Exercise details =>
All lines in the records that carry the string "code" are to be shown.

Data about app and page elements
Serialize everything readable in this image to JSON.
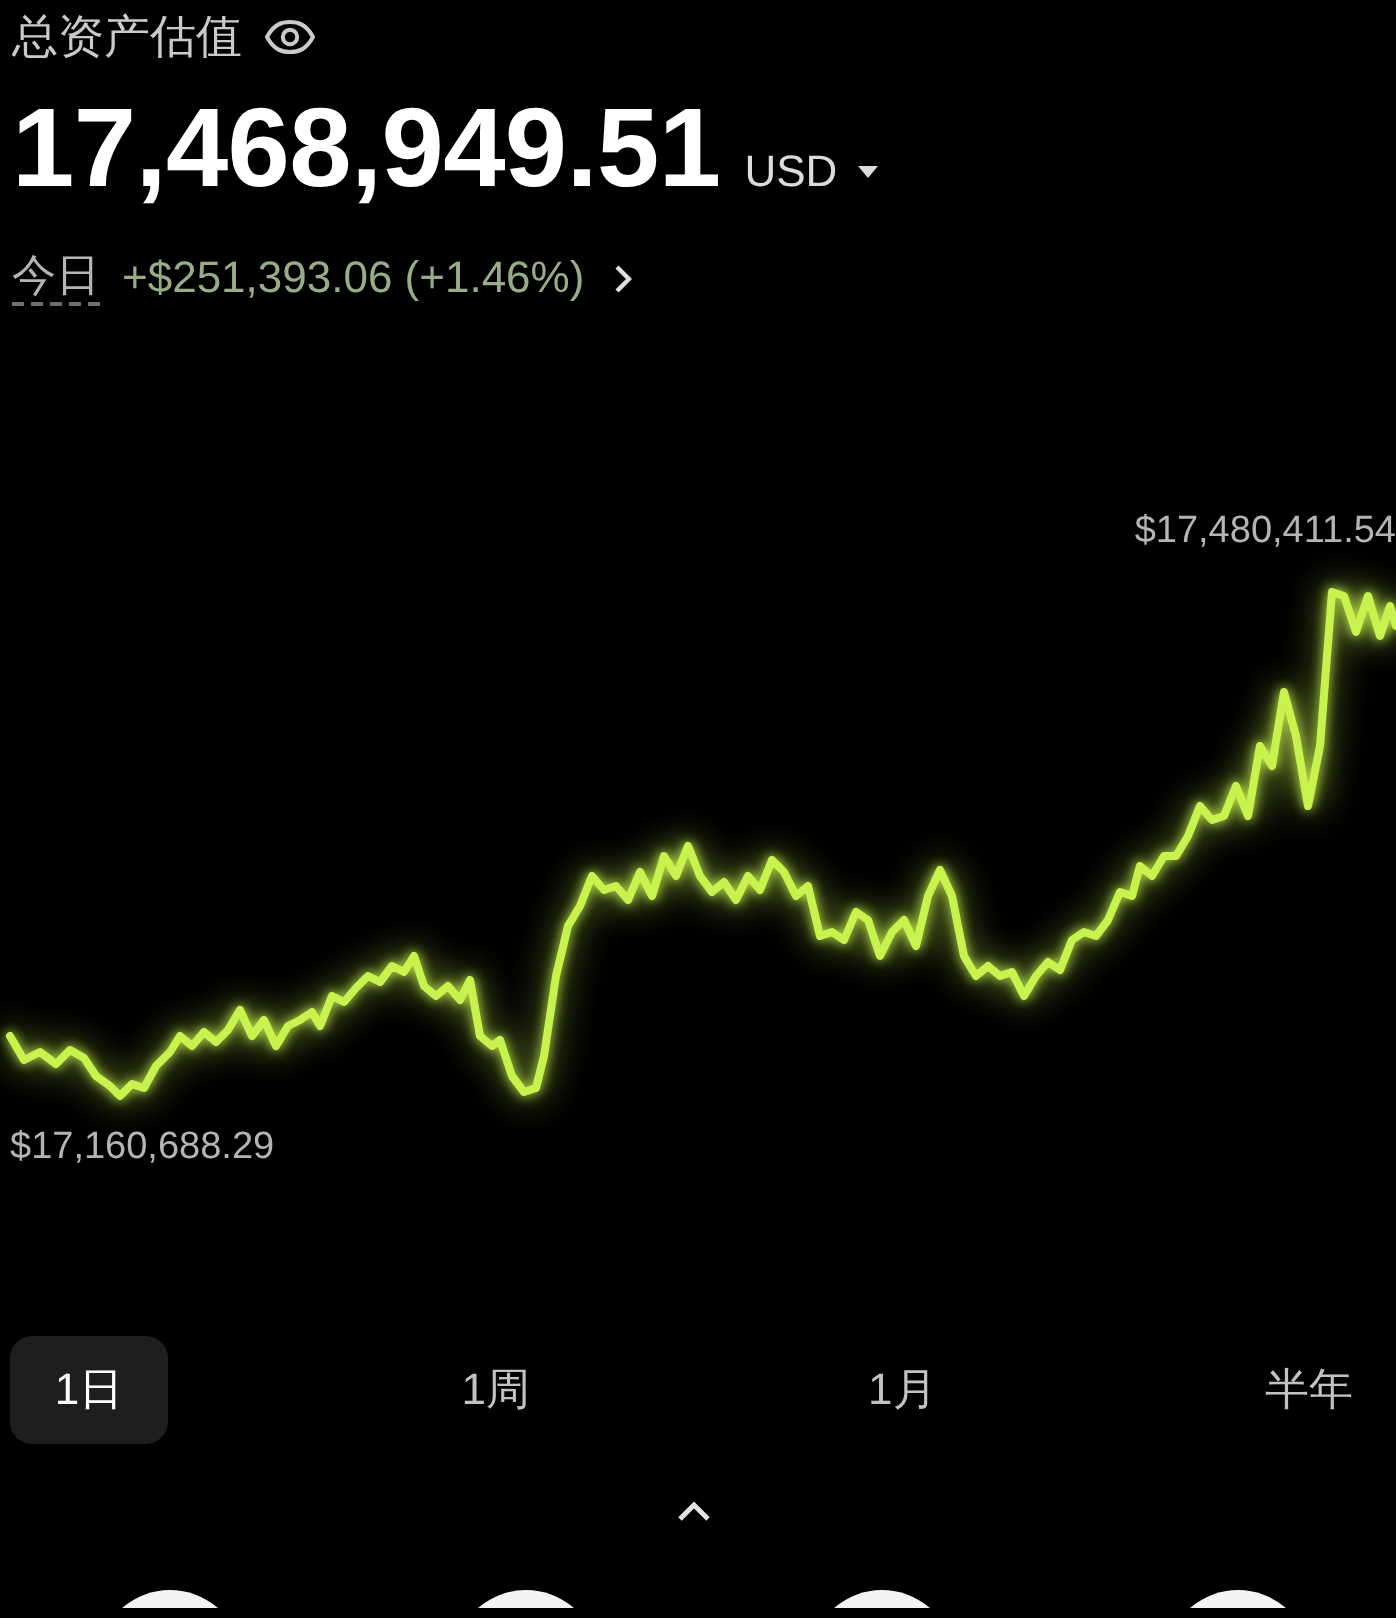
{
  "header": {
    "title": "总资产估值",
    "balance": "17,468,949.51",
    "currency": "USD",
    "period_label": "今日",
    "change": "+$251,393.06 (+1.46%)"
  },
  "chart": {
    "high_label": "$17,480,411.54",
    "low_label": "$17,160,688.29"
  },
  "ranges": [
    {
      "label": "1日",
      "selected": true
    },
    {
      "label": "1周",
      "selected": false
    },
    {
      "label": "1月",
      "selected": false
    },
    {
      "label": "半年",
      "selected": false
    }
  ]
}
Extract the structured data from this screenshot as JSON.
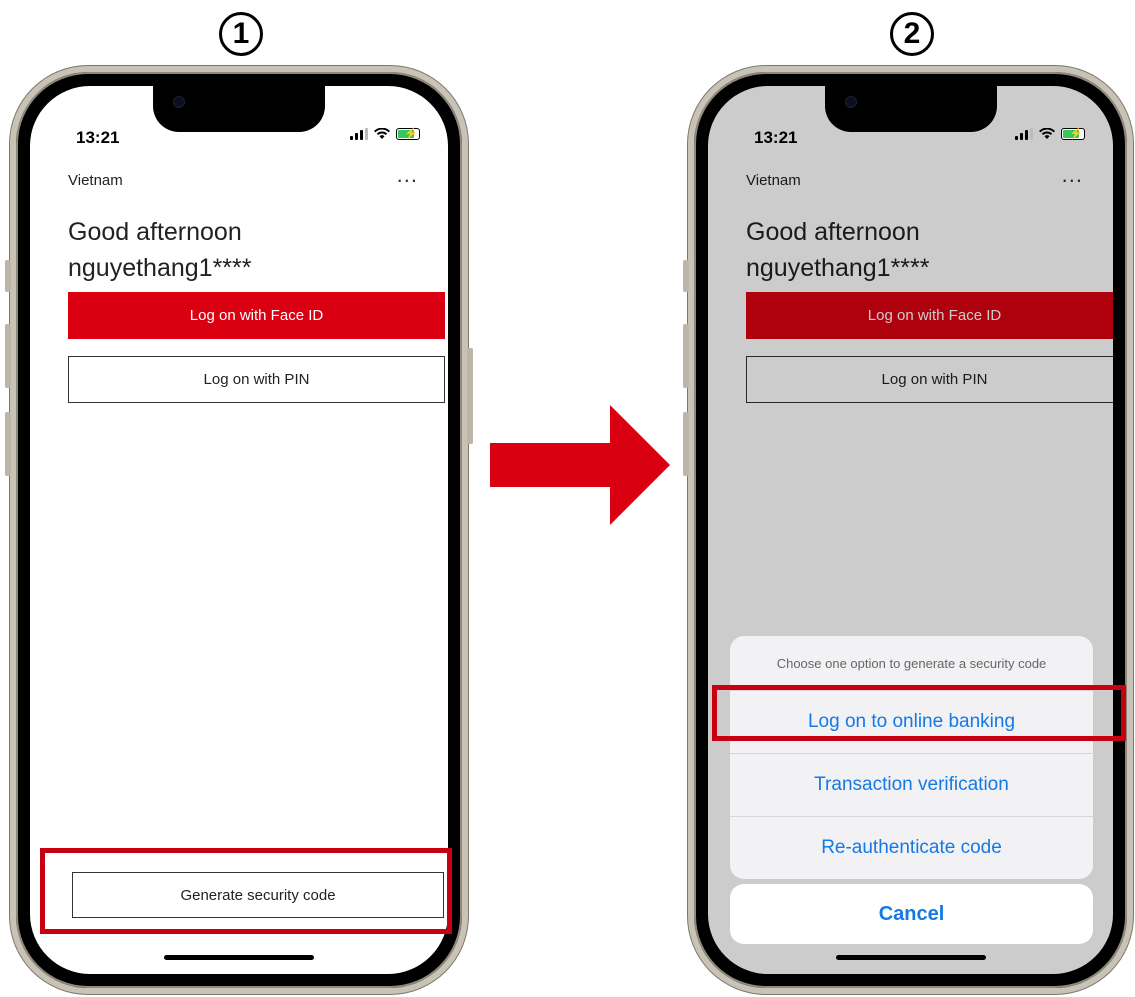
{
  "steps": [
    "1",
    "2"
  ],
  "phone1": {
    "status_time": "13:21",
    "region": "Vietnam",
    "menu": "...",
    "greeting": "Good afternoon",
    "username": "nguyethang1****",
    "face_id_button": "Log on with Face ID",
    "pin_button": "Log on with PIN",
    "generate_button": "Generate security code"
  },
  "phone2": {
    "status_time": "13:21",
    "region": "Vietnam",
    "menu": "...",
    "greeting": "Good afternoon",
    "username": "nguyethang1****",
    "face_id_button": "Log on with Face ID",
    "pin_button": "Log on with PIN",
    "sheet": {
      "title": "Choose one option to generate a security code",
      "options": [
        "Log on to online banking",
        "Transaction verification",
        "Re-authenticate code"
      ],
      "cancel": "Cancel"
    }
  },
  "colors": {
    "brand_red": "#db0011",
    "highlight_red": "#c70012",
    "ios_blue": "#1479e6"
  },
  "icons": [
    "signal-icon",
    "wifi-icon",
    "battery-charging-icon",
    "next-arrow-icon"
  ]
}
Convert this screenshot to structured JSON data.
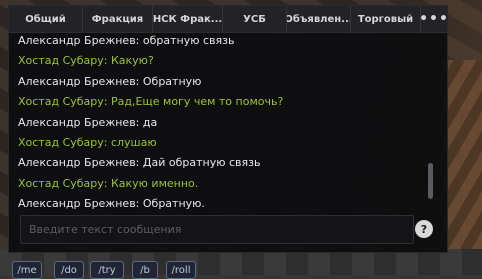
{
  "tabs": [
    {
      "label": "Общий"
    },
    {
      "label": "Фракция"
    },
    {
      "label": "НСК Фрак..."
    },
    {
      "label": "УСБ"
    },
    {
      "label": "Объявлен..."
    },
    {
      "label": "Торговый"
    }
  ],
  "more_label": "•••",
  "messages": [
    {
      "text": "Александр Брежнев: обратную связь",
      "color": "white"
    },
    {
      "text": "Хостад Субару: Какую?",
      "color": "green"
    },
    {
      "text": "Александр Брежнев: Обратную",
      "color": "white"
    },
    {
      "text": "Хостад Субару: Рад,Еще могу чем то помочь?",
      "color": "green"
    },
    {
      "text": "Александр Брежнев: да",
      "color": "white"
    },
    {
      "text": "Хостад Субару: слушаю",
      "color": "green"
    },
    {
      "text": "Александр Брежнев: Дай обратную связь",
      "color": "white"
    },
    {
      "text": "Хостад Субару: Какую именно.",
      "color": "green"
    },
    {
      "text": "Александр Брежнев: Обратную.",
      "color": "white"
    }
  ],
  "input": {
    "placeholder": "Введите текст сообщения",
    "value": ""
  },
  "help_label": "?",
  "commands": [
    "/me",
    "/do",
    "/try",
    "/b",
    "/roll"
  ],
  "colors": {
    "player_text": "#e9e9e9",
    "npc_text": "#9bc43a"
  }
}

Task response =>
    "generate_button": "Generate security code"
      "title": "Choose one option to generate a security code",
        "Re-authenticate code"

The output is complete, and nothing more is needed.